Get in on the boxer braid trend, a rebooted braided style that’s been around way before millennials made it famous.
First things first: These cool braids are officially called cornrows, or in some cases (and if you want to flex your braid vocabulary), pigtail Dutch braids a.k.a. reverse French braids. Although the boxer braid hairstyle has been worn for decades—the pop star cornrow boom of the Noughties, #NeverForget!—has been rebranded as boxer braids in the last few years. Some say it’s because it’s the hairstyle of choice of female athletes as they duke it out in the ring, but we definitely think it’s just a clever re-marketing ploy.
Who would dare spend the time rebooting a hairstyle that’s been around for scores, the world may never know. But hey, whether they’re called cornrows, double Dutches, boxer braids or reverse French pigtails, a rose by any other name would still look as cool. And they are actually pretty easy to create: You can sport this look while at the gym, for date night or even for work! They’re super playful and get your hair out of your face, which is a total win/win in our book.
Read on to check out how you can create your very own boxer braids:
How to Create a Boxer Braid or Pigtail Dutch Braids
Step 1: Start on clean, washed and blow-dried hair.
Nothing holds a braid better than strands that have been shampooed, conditioned and prepped for the tugging. Do so with a fortifying system, such as TRESemmé Repair & Protect 7 Shampoo and the TRESemmé Repair and Protect 7 Conditioner. This duo works to gently cleanse and nourish your hair.
Step 2: Blow-dry until 90 percent or completely dry.
Make sure that your hair is dry before you start your boxer braid style.
Step 3: Detangle and brush out any knots.
Create a middle part all the way from your hairline to the back of your head, as if sectioning your hair for pigtails. Using the end of a fishtail comb can help give a precise part line.
Step 4: Clamp one section off.
Begin Dutch-braiding the loose section from the hairline downwards. A Dutch braid is a reverse French braid: The side sections are crossed under instead of over the middle section. This will result in the braid looking as if it’s virtually on top of your head, like a ridge on your scalp. Continue past the point it detaches from your nape, and braid until the ends. Secure with a hair tie.
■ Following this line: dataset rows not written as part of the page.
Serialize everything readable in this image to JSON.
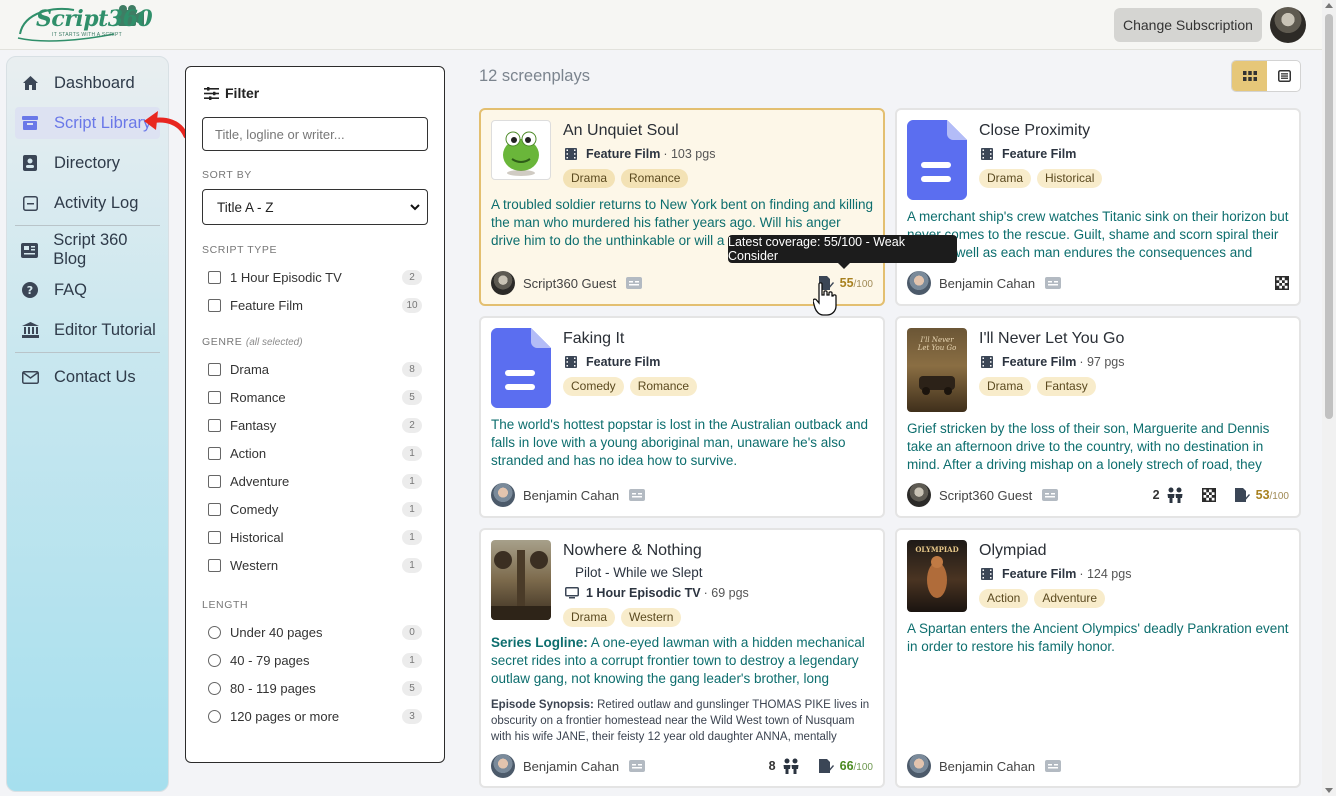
{
  "header": {
    "logo_text": "Script360",
    "logo_tagline": "IT STARTS WITH A SCRIPT",
    "change_subscription": "Change Subscription"
  },
  "sidebar": {
    "items": [
      {
        "label": "Dashboard",
        "icon": "home-icon"
      },
      {
        "label": "Script Library",
        "icon": "library-icon",
        "active": true
      },
      {
        "label": "Directory",
        "icon": "address-book-icon"
      },
      {
        "label": "Activity Log",
        "icon": "activity-icon"
      },
      {
        "label": "Script 360 Blog",
        "icon": "newspaper-icon"
      },
      {
        "label": "FAQ",
        "icon": "question-icon"
      },
      {
        "label": "Editor Tutorial",
        "icon": "bank-icon"
      },
      {
        "label": "Contact Us",
        "icon": "envelope-icon"
      }
    ]
  },
  "filter": {
    "title": "Filter",
    "search_placeholder": "Title, logline or writer...",
    "sort_label": "SORT BY",
    "sort_value": "Title A - Z",
    "script_type_label": "SCRIPT TYPE",
    "script_types": [
      {
        "label": "1 Hour Episodic TV",
        "count": "2"
      },
      {
        "label": "Feature Film",
        "count": "10"
      }
    ],
    "genre_label": "GENRE",
    "genre_note": "(all selected)",
    "genres": [
      {
        "label": "Drama",
        "count": "8"
      },
      {
        "label": "Romance",
        "count": "5"
      },
      {
        "label": "Fantasy",
        "count": "2"
      },
      {
        "label": "Action",
        "count": "1"
      },
      {
        "label": "Adventure",
        "count": "1"
      },
      {
        "label": "Comedy",
        "count": "1"
      },
      {
        "label": "Historical",
        "count": "1"
      },
      {
        "label": "Western",
        "count": "1"
      }
    ],
    "length_label": "LENGTH",
    "lengths": [
      {
        "label": "Under 40 pages",
        "count": "0"
      },
      {
        "label": "40 - 79 pages",
        "count": "1"
      },
      {
        "label": "80 - 119 pages",
        "count": "5"
      },
      {
        "label": "120 pages or more",
        "count": "3"
      }
    ]
  },
  "main": {
    "result_count": "12 screenplays",
    "tooltip": "Latest coverage: 55/100 - Weak Consider",
    "cards": [
      {
        "title": "An Unquiet Soul",
        "type": "Feature Film",
        "pages": "· 103 pgs",
        "tags": [
          "Drama",
          "Romance"
        ],
        "logline": "A troubled soldier returns to New York bent on finding and killing the man who murdered his father years ago. Will his anger drive him to do the unthinkable or will a new love and the chance of forgiveness",
        "author": "Script360 Guest",
        "score": "55",
        "score_max": "/100"
      },
      {
        "title": "Close Proximity",
        "type": "Feature Film",
        "pages": "",
        "tags": [
          "Drama",
          "Historical"
        ],
        "logline": "A merchant ship's crew watches Titanic sink on their horizon but never comes to the rescue. Guilt, shame and scorn spiral their lives as well as each man endures the consequences and searches f...",
        "author": "Benjamin Cahan"
      },
      {
        "title": "Faking It",
        "type": "Feature Film",
        "pages": "",
        "tags": [
          "Comedy",
          "Romance"
        ],
        "logline": "The world's hottest popstar is lost in the Australian outback and falls in love with a young aboriginal man, unaware he's also stranded and has no idea how to survive.",
        "author": "Benjamin Cahan"
      },
      {
        "title": "I'll Never Let You Go",
        "type": "Feature Film",
        "pages": "· 97 pgs",
        "tags": [
          "Drama",
          "Fantasy"
        ],
        "logline": "Grief stricken by the loss of their son, Marguerite and Dennis take an afternoon drive to the country, with no destination in mind. After a driving mishap on a lonely strech of road, they happen upon a quain...",
        "author": "Script360 Guest",
        "people": "2",
        "score": "53",
        "score_max": "/100"
      },
      {
        "title": "Nowhere & Nothing",
        "subtitle": "Pilot - While we Slept",
        "type": "1 Hour Episodic TV",
        "pages": "· 69 pgs",
        "tags": [
          "Drama",
          "Western"
        ],
        "series_label": "Series Logline:",
        "logline": "A one-eyed lawman with a hidden mechanical secret rides into a corrupt frontier town to destroy a legendary outlaw gang, not knowing the gang leader's brother, long presumed dead, is hidin...",
        "synopsis_label": "Episode Synopsis:",
        "synopsis": "Retired outlaw and gunslinger THOMAS PIKE lives in obscurity on a frontier homestead near the Wild West town of Nusquam with his wife JANE, their feisty 12 year old daughter ANNA, mentally challenged 14...",
        "author": "Benjamin Cahan",
        "people": "8",
        "score": "66",
        "score_max": "/100"
      },
      {
        "title": "Olympiad",
        "type": "Feature Film",
        "pages": "· 124 pgs",
        "tags": [
          "Action",
          "Adventure"
        ],
        "logline": "A Spartan enters the Ancient Olympics' deadly Pankration event in order to restore his family honor.",
        "author": "Benjamin Cahan"
      }
    ]
  },
  "colors": {
    "accent": "#6a78e8",
    "logline": "#0d6e6e",
    "tag_bg": "#f8eccb",
    "highlight_border": "#e3bf70",
    "arrow": "#e8261f"
  }
}
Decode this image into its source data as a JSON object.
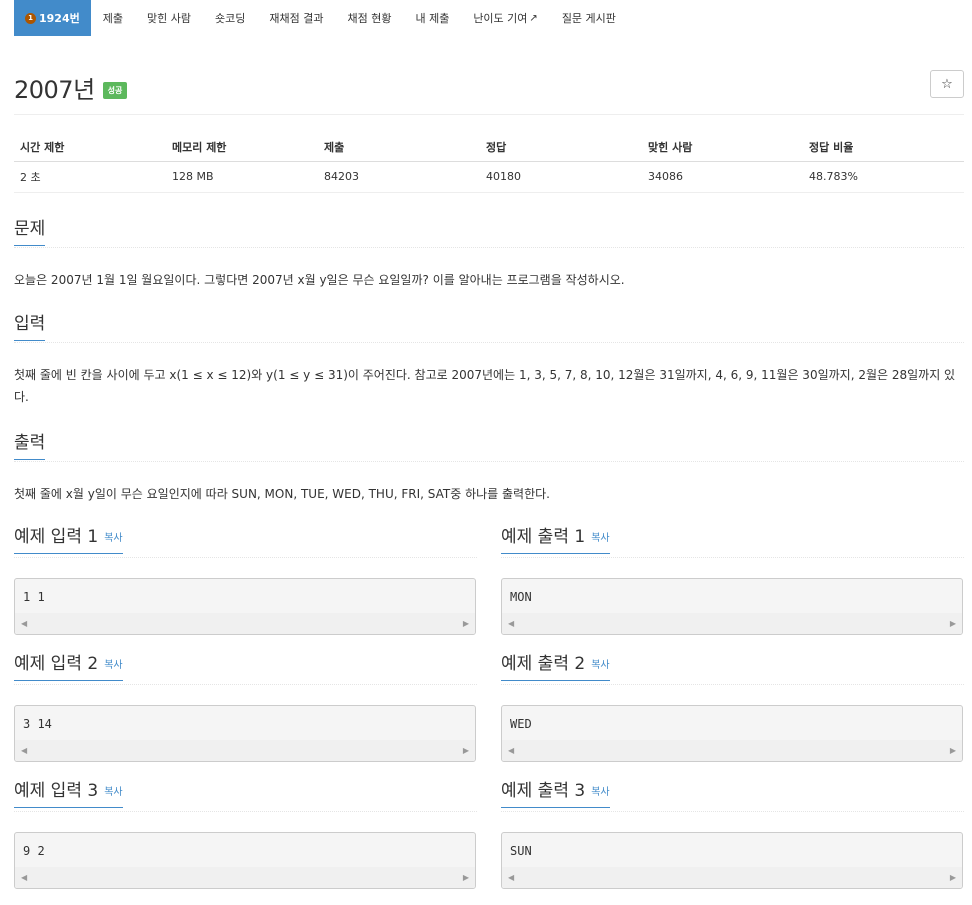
{
  "tabs": {
    "problem_number": "1924번",
    "tier_badge": "1",
    "items": [
      "제출",
      "맞힌 사람",
      "숏코딩",
      "재채점 결과",
      "채점 현황",
      "내 제출",
      "난이도 기여",
      "질문 게시판"
    ]
  },
  "title": "2007년",
  "result_badge": "성공",
  "star_icon": "☆",
  "info": {
    "headers": [
      "시간 제한",
      "메모리 제한",
      "제출",
      "정답",
      "맞힌 사람",
      "정답 비율"
    ],
    "values": [
      "2 초",
      "128 MB",
      "84203",
      "40180",
      "34086",
      "48.783%"
    ]
  },
  "sections": {
    "problem": {
      "heading": "문제",
      "text": "오늘은 2007년 1월 1일 월요일이다. 그렇다면 2007년 x월 y일은 무슨 요일일까? 이를 알아내는 프로그램을 작성하시오."
    },
    "input": {
      "heading": "입력",
      "text": "첫째 줄에 빈 칸을 사이에 두고 x(1 ≤ x ≤ 12)와 y(1 ≤ y ≤ 31)이 주어진다. 참고로 2007년에는 1, 3, 5, 7, 8, 10, 12월은 31일까지, 4, 6, 9, 11월은 30일까지, 2월은 28일까지 있다."
    },
    "output": {
      "heading": "출력",
      "text": "첫째 줄에 x월 y일이 무슨 요일인지에 따라 SUN, MON, TUE, WED, THU, FRI, SAT중 하나를 출력한다."
    }
  },
  "copy_label": "복사",
  "samples": [
    {
      "input_heading": "예제 입력 1",
      "output_heading": "예제 출력 1",
      "input": "1 1",
      "output": "MON"
    },
    {
      "input_heading": "예제 입력 2",
      "output_heading": "예제 출력 2",
      "input": "3 14",
      "output": "WED"
    },
    {
      "input_heading": "예제 입력 3",
      "output_heading": "예제 출력 3",
      "input": "9 2",
      "output": "SUN"
    }
  ],
  "colors": {
    "accent": "#428bca",
    "success": "#5cb85c",
    "tier_bronze": "#ad5600"
  }
}
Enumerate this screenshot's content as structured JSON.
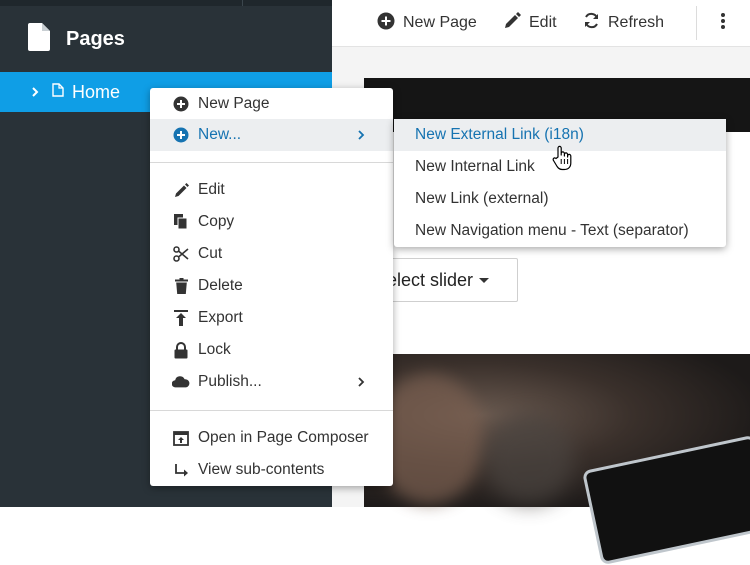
{
  "sidebar": {
    "title": "Pages",
    "tree": [
      {
        "label": "Home",
        "selected": true
      }
    ]
  },
  "toolbar": {
    "new_page_label": "New Page",
    "edit_label": "Edit",
    "refresh_label": "Refresh"
  },
  "content": {
    "select_slider_label": "elect slider"
  },
  "context_menu": {
    "new_page": "New Page",
    "new": "New...",
    "edit": "Edit",
    "copy": "Copy",
    "cut": "Cut",
    "delete": "Delete",
    "export": "Export",
    "lock": "Lock",
    "publish": "Publish...",
    "open_in_page_composer": "Open in Page Composer",
    "view_sub_contents": "View sub-contents"
  },
  "submenu": {
    "items": [
      "New External Link (i18n)",
      "New Internal Link",
      "New Link (external)",
      "New Navigation menu - Text (separator)"
    ]
  },
  "colors": {
    "sidebar_bg": "#293238",
    "selected_bg": "#0f9ee6",
    "link_blue": "#1673b1",
    "menu_highlight": "#eceef0"
  }
}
Step 5: Repeat step 4 on the remaining side.
Secure the ends with a hair tie.
How to Master the Boxer Braid in 8 Steps
Still not ready to tackle the trend? It might look like it takes a skilled set of hands to create—but we’re here to prove otherwise. As a totally budge-proof updo option, the boxer braid is a lifesaver when you need to keep your hair up and away from your face.
Perfect for everything from a fitness class to a festival, it’s easily suited to all hair types and textures. Convinced? Follow our easy step-by-step tutorial to master this look once and for all.
Divide the hair.
Using a comb, create a precise center part. Separate the hair into two sections and tie up the section you are not focusing on, if needed. Next, take a small section of hair from the front of your head and use your fingers to divide it into three even pieces. This will form the start of your boxer braid.
Take the three separate sections of hair and start weaving them into a braid at the top of your head. Cross the left section of hair under the middle strand and then cross the right section underneath the middle.
Braid from front to back.
Tie to secure.
Repeat the process.
Taking the loose section of hair from the other side of your part, repeat this braiding process. Moving from front to back and securing with a hairband.